Guest blog post authored by:
- Patricia Flatley Brennan, RN, PhD, FAAN, Director, National Library of Medicine, NIH
- Susan Gregurick, PhD, Associate Director for Data Science, NIH; Director of the NIH Office of Data Science Strategy
- Teresa Zayas Cabán, PhD, Chief Scientist, Office of the National Coordinator for Health Information Technology; Coordinator, Fast Healthcare Interoperability Resources (FHIR) Acceleration, National Library of Medicine, NIH
- Steven Posnack, M.S., M.H.S., Deputy National Coordinator for Health Information Technology, Office of the National Coordinator for Health Information Technology

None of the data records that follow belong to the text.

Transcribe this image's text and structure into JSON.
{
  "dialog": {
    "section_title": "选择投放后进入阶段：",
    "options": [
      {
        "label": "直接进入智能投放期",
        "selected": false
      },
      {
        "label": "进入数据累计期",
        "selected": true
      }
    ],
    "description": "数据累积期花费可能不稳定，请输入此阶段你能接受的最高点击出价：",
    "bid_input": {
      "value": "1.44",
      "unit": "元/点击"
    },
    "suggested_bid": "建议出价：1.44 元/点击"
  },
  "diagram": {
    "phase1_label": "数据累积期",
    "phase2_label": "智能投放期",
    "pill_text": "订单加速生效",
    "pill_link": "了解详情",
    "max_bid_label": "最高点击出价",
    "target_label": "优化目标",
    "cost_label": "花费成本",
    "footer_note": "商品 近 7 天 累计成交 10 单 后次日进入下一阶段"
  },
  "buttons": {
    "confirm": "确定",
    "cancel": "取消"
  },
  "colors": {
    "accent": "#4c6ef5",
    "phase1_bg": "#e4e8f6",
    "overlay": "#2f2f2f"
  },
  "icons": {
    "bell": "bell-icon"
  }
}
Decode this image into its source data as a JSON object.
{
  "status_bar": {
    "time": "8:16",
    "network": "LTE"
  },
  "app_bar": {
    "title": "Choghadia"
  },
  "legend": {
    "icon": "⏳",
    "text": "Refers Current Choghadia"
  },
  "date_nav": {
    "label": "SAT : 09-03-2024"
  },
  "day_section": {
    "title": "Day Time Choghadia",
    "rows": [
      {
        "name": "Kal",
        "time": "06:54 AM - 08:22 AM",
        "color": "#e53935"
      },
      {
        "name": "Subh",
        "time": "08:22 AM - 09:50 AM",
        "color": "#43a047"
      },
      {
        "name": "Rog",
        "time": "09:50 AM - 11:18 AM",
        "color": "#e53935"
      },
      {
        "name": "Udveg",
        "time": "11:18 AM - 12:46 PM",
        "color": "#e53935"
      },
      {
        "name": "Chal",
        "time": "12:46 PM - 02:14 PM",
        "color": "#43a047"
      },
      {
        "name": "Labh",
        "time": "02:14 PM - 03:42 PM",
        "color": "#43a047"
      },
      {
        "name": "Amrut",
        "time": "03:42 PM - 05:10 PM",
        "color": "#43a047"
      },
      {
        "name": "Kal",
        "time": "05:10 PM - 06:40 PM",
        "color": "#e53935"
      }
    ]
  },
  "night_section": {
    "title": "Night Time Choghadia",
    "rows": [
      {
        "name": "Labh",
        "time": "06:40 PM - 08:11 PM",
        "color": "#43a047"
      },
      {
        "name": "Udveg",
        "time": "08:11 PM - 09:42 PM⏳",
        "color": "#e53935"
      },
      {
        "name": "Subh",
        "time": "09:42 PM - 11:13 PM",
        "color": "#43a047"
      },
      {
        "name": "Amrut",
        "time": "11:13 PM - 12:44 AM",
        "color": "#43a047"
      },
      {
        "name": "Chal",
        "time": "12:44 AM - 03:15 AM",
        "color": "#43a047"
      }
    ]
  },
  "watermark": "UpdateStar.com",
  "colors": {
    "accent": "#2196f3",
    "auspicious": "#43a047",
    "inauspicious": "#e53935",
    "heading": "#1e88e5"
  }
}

Opportunity knocks for NIH researchers, who will be able to leverage clinical data from electronic health record (EHR) systems with increased frequency and consistency. The passage of the 21st Century Cures Act (Cures Act) has charted a path toward increasing access to and interoperability of electronic health information for clinical care. This, in turn, has paved the way to leverage relevant policies, systems, and infrastructure to accelerate research. In parallel, researchers have been challenged to make data from a single research study, once collected, useful for other research endeavors. Data sharing is essential for expedited translation of research resources into human health improvements. Specifically, sharing scientific data and results enables researchers to more vigorously test the validity of research findings, strengthen analyses by combining data sets, and explore new frontiers.
The implementation of the Cures Act has laid the groundwork for increased use of health care data standards that can benefit research. In particular, the Office of the National Coordinator for Health Information Technology (ONC) recently published a final rule, which went into effect on June 30, 2020, and requires electronic health record (EHR) systems to provide the clinical data necessary for nationwide, interoperable health information exchange through the adoption of the U.S. Core Data for Interoperability (USCDI) standard.
The USCDI establishes a standardized set of data classes and component data elements and expands on data long required to be supported by certified EHRs. The USCDI incorporates health data standards developed and supported by the National Library of Medicine (NLM) (e.g., RxNorm, SNOMED CT, LOINC). ONC is establishing a transparent and collaborative annual process for stakeholders to comment on the USCDI’s expansion; a new version of the USCDI would be anticipated for release each summer starting in 2021.
Today NIH published a notice encouraging NIH-supported clinical programs and researchers to adopt and use the standardized set of healthcare data classes, data elements, and associated vocabulary standards in the USCDI v1 to enable greater interoperable exchange of health information for clinical care and research. USCDI adoption will allow care delivery and research organizations to use the same coding systems for key data elements that are part of the USCDI data classes. USCDI will benefit NIH researchers through increased availability of consistently standardized clinical data for research and will make it easier to aggregate research data sets and enable greater discovery.
These efforts will complement use of the HL7® Fast Healthcare Interoperability Resources® (FHIR®) standard, which NIH encouraged researchers to use in a Guide Notice issued a year ago to facilitate researcher access to clinical data in EHRs and to facilitate the sharing of research data. They also advance goals of the NIH Strategic Plan for Data Science and NLM’s new strategic plan to generate and leverage vast amounts of data and to ensure those data are findable, accessible, interoperable, and reusable – or aligned with the FAIR principles.
Data standards are key to the interoperability and reusability of data, allowing data to be more easily analyzed, shared, and combined with other data. Use of data standards in research will help NIH to achieve its data science and open science goals.
Working together and using our authorities to the fullest, NIH and ONC are poised to contribute to the development of interoperable research data to enable discoveries and improve health.